HOW TO COMPLETE THIS TASK
Write the data out again exactly, dropping any images it holds.

= Beginning of Section =

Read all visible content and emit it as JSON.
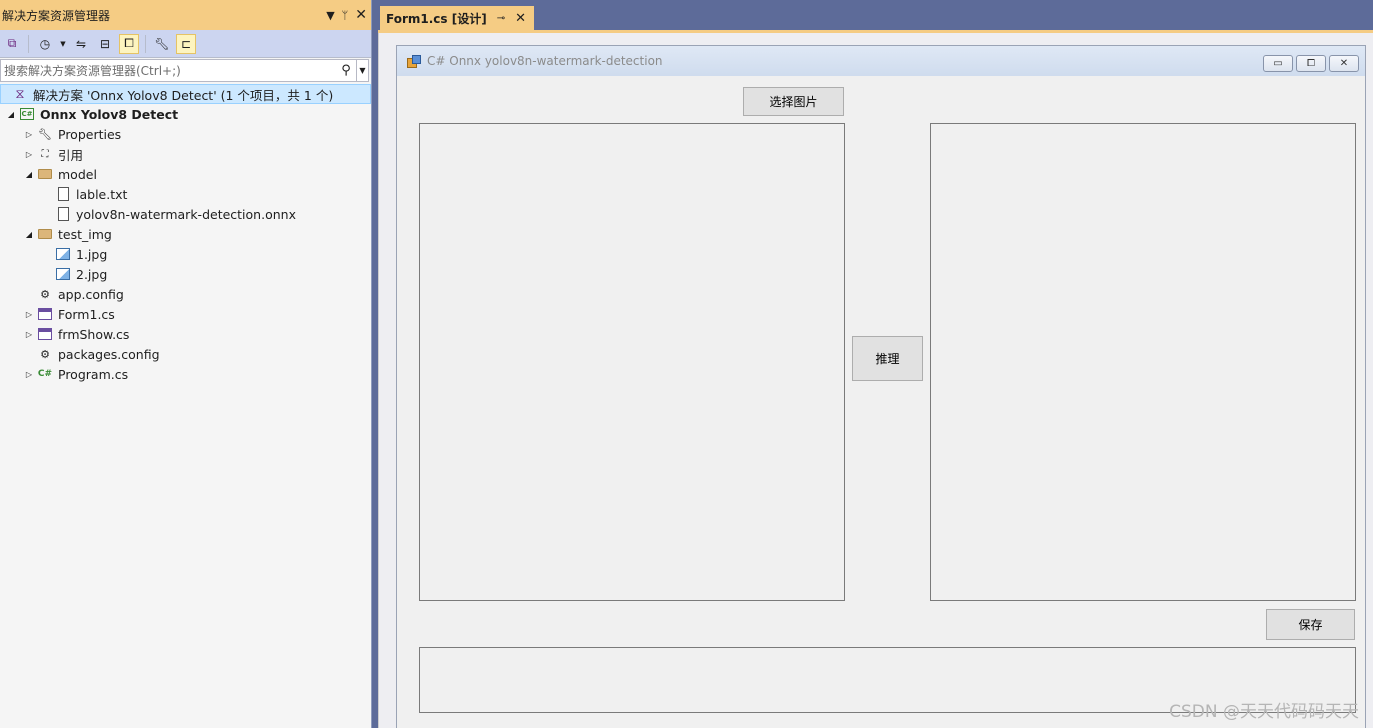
{
  "solution_explorer": {
    "title": "解决方案资源管理器",
    "search_placeholder": "搜索解决方案资源管理器(Ctrl+;)",
    "solution_label": "解决方案 'Onnx Yolov8 Detect' (1 个项目，共 1 个)",
    "project_label": "Onnx Yolov8 Detect",
    "items": [
      {
        "label": "Properties"
      },
      {
        "label": "引用"
      },
      {
        "label": "model"
      },
      {
        "label": "lable.txt"
      },
      {
        "label": "yolov8n-watermark-detection.onnx"
      },
      {
        "label": "test_img"
      },
      {
        "label": "1.jpg"
      },
      {
        "label": "2.jpg"
      },
      {
        "label": "app.config"
      },
      {
        "label": "Form1.cs"
      },
      {
        "label": "frmShow.cs"
      },
      {
        "label": "packages.config"
      },
      {
        "label": "Program.cs"
      }
    ]
  },
  "doc_tab": {
    "label": "Form1.cs [设计]"
  },
  "form": {
    "title": "C# Onnx yolov8n-watermark-detection",
    "select_button": "选择图片",
    "infer_button": "推理",
    "save_button": "保存"
  },
  "watermark": "CSDN @天天代码码天天",
  "colors": {
    "title_accent": "#f5cc84",
    "toolbar_bg": "#ccd5f0",
    "chrome_bg": "#5d6b99",
    "selection": "#cce8ff"
  }
}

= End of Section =

TASK OUTPUT
Read all visible content and emit it as JSON.
{
  "solution_explorer": {
    "title": "解决方案资源管理器",
    "search_placeholder": "搜索解决方案资源管理器(Ctrl+;)",
    "solution_label": "解决方案 'Onnx Yolov8 Detect' (1 个项目，共 1 个)",
    "project_label": "Onnx Yolov8 Detect",
    "items": [
      {
        "label": "Properties"
      },
      {
        "label": "引用"
      },
      {
        "label": "model"
      },
      {
        "label": "lable.txt"
      },
      {
        "label": "yolov8n-watermark-detection.onnx"
      },
      {
        "label": "test_img"
      },
      {
        "label": "1.jpg"
      },
      {
        "label": "2.jpg"
      },
      {
        "label": "app.config"
      },
      {
        "label": "Form1.cs"
      },
      {
        "label": "frmShow.cs"
      },
      {
        "label": "packages.config"
      },
      {
        "label": "Program.cs"
      }
    ]
  },
  "doc_tab": {
    "label": "Form1.cs [设计]"
  },
  "form": {
    "title": "C# Onnx yolov8n-watermark-detection",
    "select_button": "选择图片",
    "infer_button": "推理",
    "save_button": "保存"
  },
  "watermark": "CSDN @天天代码码天天",
  "colors": {
    "title_accent": "#f5cc84",
    "toolbar_bg": "#ccd5f0",
    "chrome_bg": "#5d6b99",
    "selection": "#cce8ff"
  }
}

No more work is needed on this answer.